Once the timber framework of your home has been put in place by the builder, from then on its integrity and life span will be subject to the variations in surrounding relative humidity (and to a lesser extent, temperature). In general, most countries around the world including New Zealand, will have wide variances in humidity between winter and summer months, therefore the Equilibrium Moisture Content of the timber will affected (swelling and shrinking) if it wasn’t originally dried to the average moisture content is will attain in use. That’s why moisture meters quickly help us to determine if the timber is either dried out, or wet.

Are you starting to get the picture about why the high moisture content in untreated timber is causing major issues here is NZ with leaky buildings?

How does temperature affect moisture readings?

Most companies will initially calibrate their moisture meters around 19 -21 degress. The problem with people who aren’t experienced and don’t know how to use a moisture meter correctly, is they aren’t aware of how to add or subject readings based on temperature corrections. The basic rule of thumb, is that you subtract 1 from the meter reading either way per 5 degrees in temperature variance (this only applies up to 70 degrees in temp). The best moisture meters for sale in NZ will have this correction feature as a function.

You should have knowledge about the different timber species used in NZ buildings prior to arriving at a benchmark moisture percentage to work with. Treated and untreated timber will require adjustments. Untreated timber will actually give the most true reading because there aren’t any chemical preservatives to throw the moisture reading out.

We use a moisture meter to test NZ houses daily, and it works out cheaper for us to do the moisture inspection for you then buying one for yourself. 

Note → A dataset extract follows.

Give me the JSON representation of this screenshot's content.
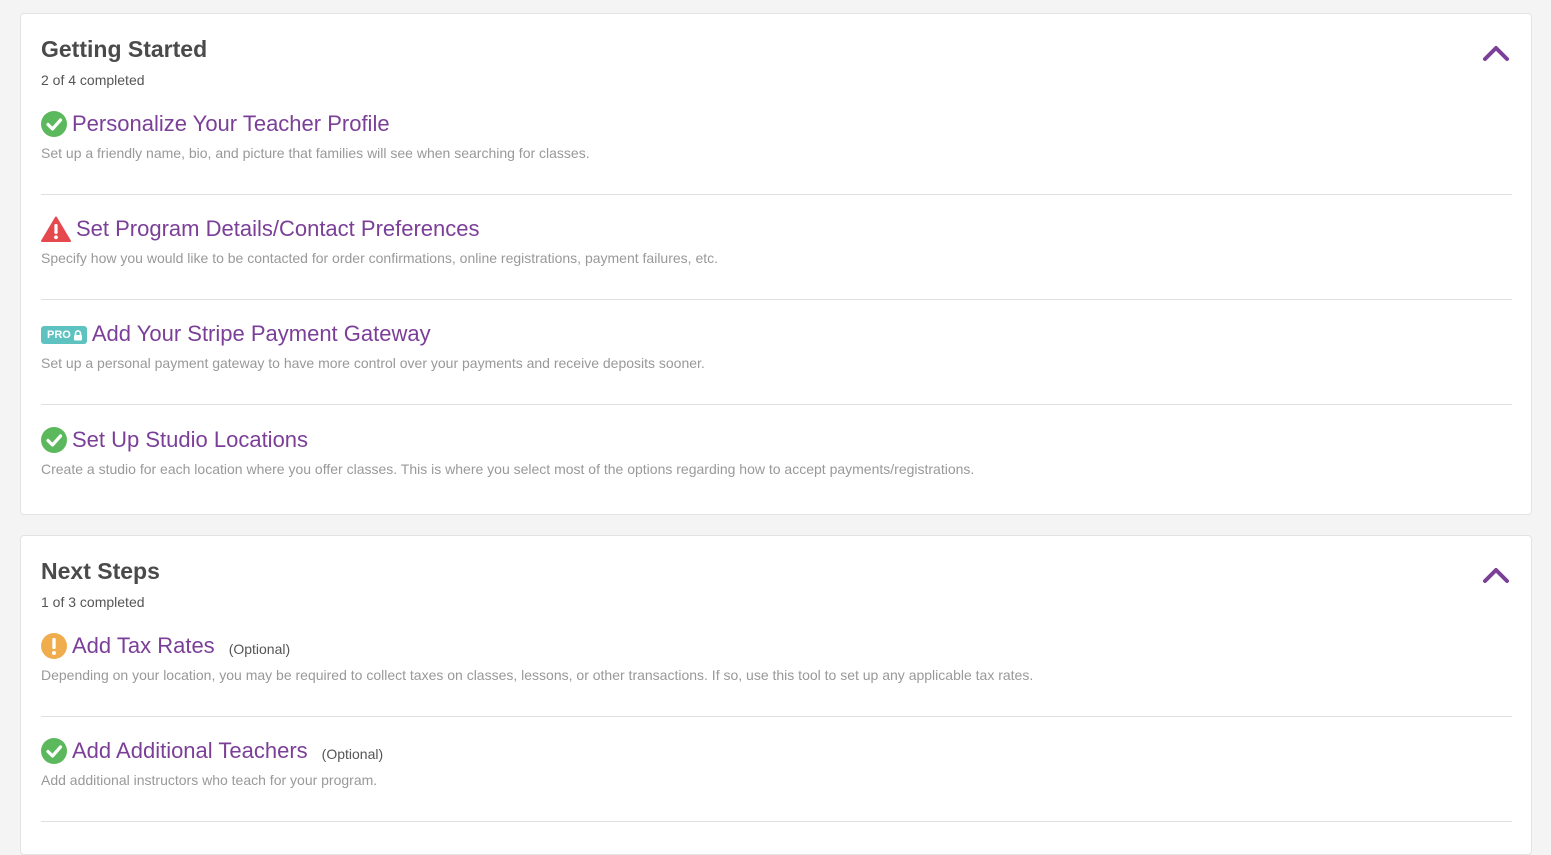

(Source: Some of the above info was provided by NZ Forest Research Institute)

Cheap Leaky Buildings for Sale

If you are seriously in the hunt to buy a bargain property, just be careful that you don’t actually get more than what you bargained for!

In this case, a ‘first time’ unexperienced buyer of leaky buildings hired me to moisture test a property after he had already payed a non-refundable deposit (auction).

If you see any advertising telling you about cheap leaky buildings for sale, then please proceed cautiously, because some leaky buildings leak so badly that they are beyond your standard re-clad to fix up.

Recently I did a home inspection for a client who was aware the home had moisture issues… it even stated that in the marketing materials for the home. You see, it’s easy for a real estate agent to say “the building might need a total re-clad”, but what if all the floor joists are also rotted? If you see a leaky home/building for sale in the Mission Bay, St Heliers, Kohimarama area at just $270k, then surely you would have to be suspicious there is more than meets the eye, right? You bet! Especially when it’s on a tiny cross leased piece of land with no view.

So what’s it really worth?

Unless your an experienced builder or investor who has dealt with leaky buildings in the past, then in my opinion you will need a complete structural intergrity survey of the home first (Don’t get excited by the price to quickly)… and if it’s so rotted that it’s close to a ‘knock down’ (don’t forget to factor in costs to take it away), then it’s barely worth the piece of dirt it sits on.

Everything property is a good deal at the right price, but make sure you also factor in your building experience into the price… and don’t let the hype of an auction grab your bank account and tear it apart like I have just witnessed!

Maybe ask a current or past leaky building owner if they would buy another one for a cheap price.  I highly doubt it… especially if they aren’t experienced in the building industry. Take Care!